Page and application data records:

——

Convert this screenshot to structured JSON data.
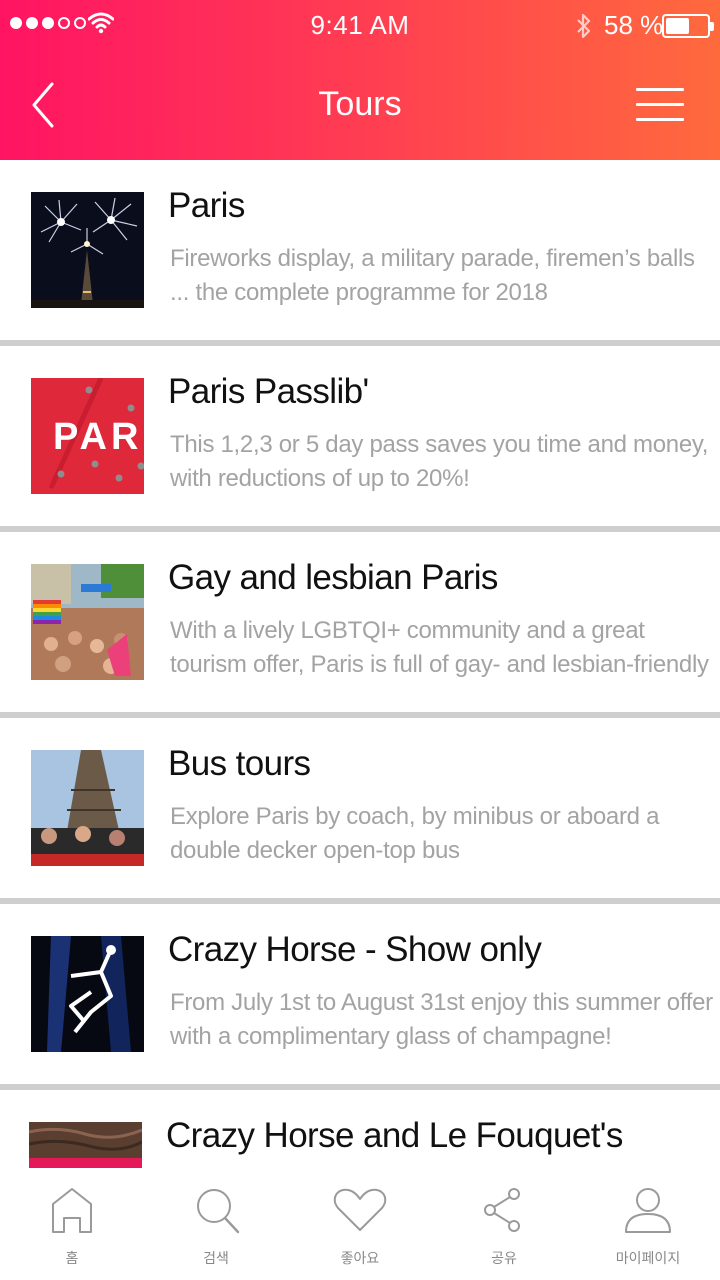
{
  "status_bar": {
    "time": "9:41 AM",
    "battery_percent": "58 %",
    "battery_level": 0.58,
    "signal_icon": "signal-dots-icon",
    "wifi_icon": "wifi-icon",
    "bluetooth_icon": "bluetooth-icon"
  },
  "nav": {
    "title": "Tours",
    "back_icon": "chevron-left-icon",
    "menu_icon": "hamburger-menu-icon"
  },
  "colors": {
    "header_gradient_start": "#ff1463",
    "header_gradient_end": "#ff6a3d",
    "title_text": "#111111",
    "description_text": "#a3a3a3",
    "separator": "#cfcfcf"
  },
  "items": [
    {
      "title": "Paris",
      "description": "Fireworks display, a military parade, firemen’s balls ... the complete programme for 2018"
    },
    {
      "title": "Paris Passlib'",
      "description": "This 1,2,3 or 5 day pass saves you time and money, with reductions of up to 20%!",
      "thumb_text": "PAR"
    },
    {
      "title": "Gay and lesbian Paris",
      "description": "With a lively LGBTQI+ community and a great tourism offer, Paris is full of gay- and lesbian-friendly"
    },
    {
      "title": "Bus tours",
      "description": "Explore Paris by coach, by minibus or aboard a double decker open-top bus"
    },
    {
      "title": "Crazy Horse - Show only",
      "description": "From July 1st to August 31st enjoy this summer offer with a complimentary glass of champagne!"
    },
    {
      "title": "Crazy Horse and Le Fouquet's",
      "description": ""
    }
  ],
  "tabbar": [
    {
      "label": "홈",
      "icon": "home-icon"
    },
    {
      "label": "검색",
      "icon": "search-icon"
    },
    {
      "label": "좋아요",
      "icon": "heart-icon"
    },
    {
      "label": "공유",
      "icon": "share-icon"
    },
    {
      "label": "마이페이지",
      "icon": "user-icon"
    }
  ]
}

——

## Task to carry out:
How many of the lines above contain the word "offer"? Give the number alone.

## Completed task:
2